Commercial Landlord/Tenant Law | March 2017
Commercial Lease Enforcement: When a
Breach Is Not a Breach
A landlord must be wary of equitable relief and waiver defenses, which may provide relief to the tenant from an otherwise material breach of the lease.
In our series' first article ("Ensuring a Proper
Breach Has Occurred"), we discussed the analysis necessary to determine whether a
material breach of the lease has occurred. However, it is not
necessarily the case that an otherwise material breach will
constitute a material breach in every scenario, and thus the Loehmann’s
factors are not the end of the analysis. Rather, the landlord must

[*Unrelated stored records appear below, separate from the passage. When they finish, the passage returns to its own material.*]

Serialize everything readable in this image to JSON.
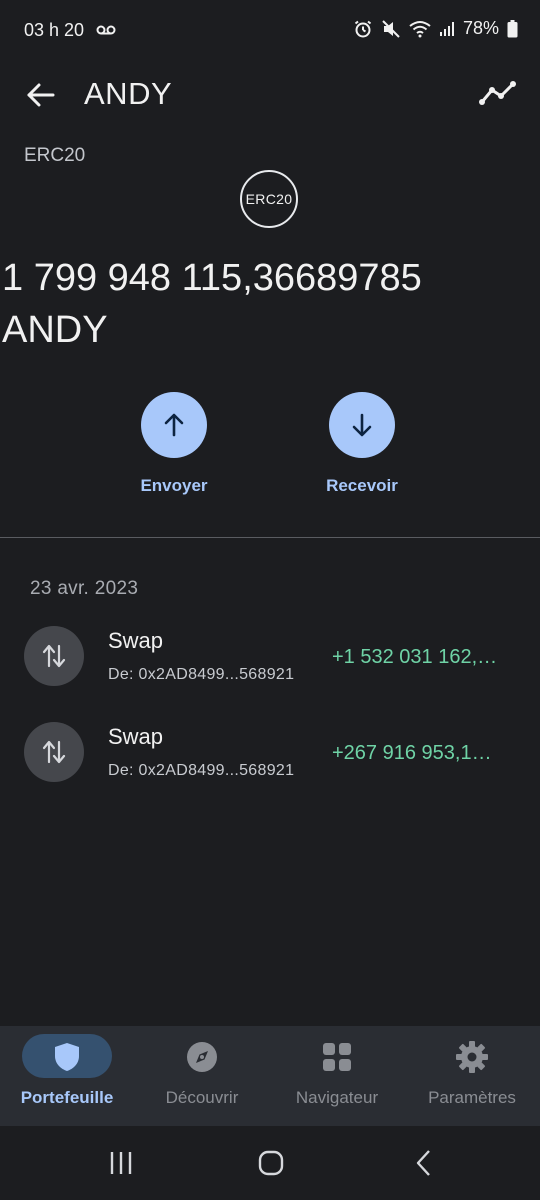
{
  "status_bar": {
    "time": "03 h 20",
    "battery": "78%",
    "icons": [
      "voicemail-icon",
      "alarm-icon",
      "mute-icon",
      "wifi-icon",
      "signal-icon",
      "battery-icon"
    ]
  },
  "header": {
    "title": "ANDY",
    "back_icon": "arrow-left-icon",
    "chart_icon": "trend-line-icon"
  },
  "token": {
    "network": "ERC20",
    "logo_text": "ERC20",
    "balance": "1 799 948 115,36689785",
    "symbol": "ANDY"
  },
  "actions": {
    "send_label": "Envoyer",
    "receive_label": "Recevoir"
  },
  "transactions": {
    "date": "23 avr. 2023",
    "items": [
      {
        "title": "Swap",
        "from": "De: 0x2AD8499...568921",
        "amount": "+1 532 031 162,…"
      },
      {
        "title": "Swap",
        "from": "De: 0x2AD8499...568921",
        "amount": "+267 916 953,1…"
      }
    ]
  },
  "bottom_nav": {
    "items": [
      {
        "label": "Portefeuille",
        "icon": "shield-icon",
        "active": true
      },
      {
        "label": "Découvrir",
        "icon": "compass-icon",
        "active": false
      },
      {
        "label": "Navigateur",
        "icon": "grid-icon",
        "active": false
      },
      {
        "label": "Paramètres",
        "icon": "gear-icon",
        "active": false
      }
    ]
  },
  "colors": {
    "background": "#1c1d20",
    "accent": "#a8c8fa",
    "positive": "#6fd3a6",
    "nav_background": "#2a2d33"
  }
}
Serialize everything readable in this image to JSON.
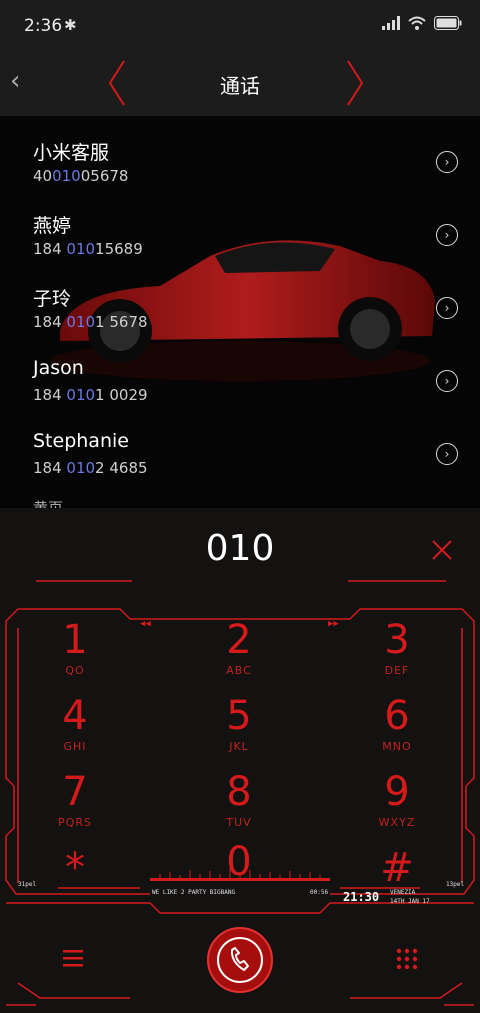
{
  "status_bar": {
    "time": "2:36"
  },
  "header": {
    "title": "通话"
  },
  "contacts": [
    {
      "name": "小米客服",
      "num_pre": "40",
      "num_hl": "010",
      "num_post": "05678"
    },
    {
      "name": "燕婷",
      "num_pre": "184 ",
      "num_hl": "010",
      "num_post": "15689"
    },
    {
      "name": "子玲",
      "num_pre": "184 ",
      "num_hl": "010",
      "num_post": "1 5678"
    },
    {
      "name": "Jason",
      "num_pre": "184 ",
      "num_hl": "010",
      "num_post": "1 0029"
    },
    {
      "name": "Stephanie",
      "num_pre": "184 ",
      "num_hl": "010",
      "num_post": "2 4685"
    },
    {
      "name": "黄页"
    }
  ],
  "dialer": {
    "entered": "010",
    "keys": [
      {
        "digit": "1",
        "letters": "QO"
      },
      {
        "digit": "2",
        "letters": "ABC"
      },
      {
        "digit": "3",
        "letters": "DEF"
      },
      {
        "digit": "4",
        "letters": "GHI"
      },
      {
        "digit": "5",
        "letters": "JKL"
      },
      {
        "digit": "6",
        "letters": "MNO"
      },
      {
        "digit": "7",
        "letters": "PQRS"
      },
      {
        "digit": "8",
        "letters": "TUV"
      },
      {
        "digit": "9",
        "letters": "WXYZ"
      },
      {
        "digit": "*",
        "letters": ""
      },
      {
        "digit": "0",
        "letters": ""
      },
      {
        "digit": "#",
        "letters": ""
      }
    ],
    "deco": {
      "slogan": "WE LIKE 2 PARTY BIGBANG",
      "duration": "00:56",
      "clock": "21:30",
      "city": "VENEZIA",
      "date": "14TH JAN 17",
      "left_tag": "31pel",
      "right_tag": "13pel"
    }
  },
  "colors": {
    "accent": "#d41a1a",
    "highlight": "#6b78e0"
  }
}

also be wary of equitable relief and waiver defenses, which may
provide relief to the tenant from an otherwise material breach of
It is well settled in Arizona that a Court has discretion to declare
a breach non-material for equitable reasons in the face of fraud,
accident or mistake.
For example, a failure to pay rent until only a few days after the
due date, due to an administrative mistake, will often not be deemed
a material breach on the basis of equitable relief.
Thus, the landlord must make a determination as to the cause of the
breach, rather than assuming that equitable relief will not apply.
Additionally, the actions of the landlord in the face of the breach
may operate as a waiver of the landlord’s right to declare such a
breach as “material.” For example, if a landlord accepts a late
payment from a tenant while possessing notice that such payment was
late, and does not explicitly state at that time that such late
payment is a material breach of the lease, then the landlord will
have waived its right to declare a material breach based upon that
Accordingly, in face of a breach of the lease, the landlord must
take care to ensure that its actions with respect to the tenant will
not waive that breach, if the landlord wishes to pursue legal
remedies as a result thereof.
 See Foundation Development
Corporation v. Loehmann’s, Inc., 163 Ariz. 438, 788 P.2d
1189 (1990) (setting forth the factors to be considered in
determining materiality of a commercial lease breach).
 Butterfield v. Duquesne Mining Co.,
66 Ariz. 29, 182 P.2d 102 (1947).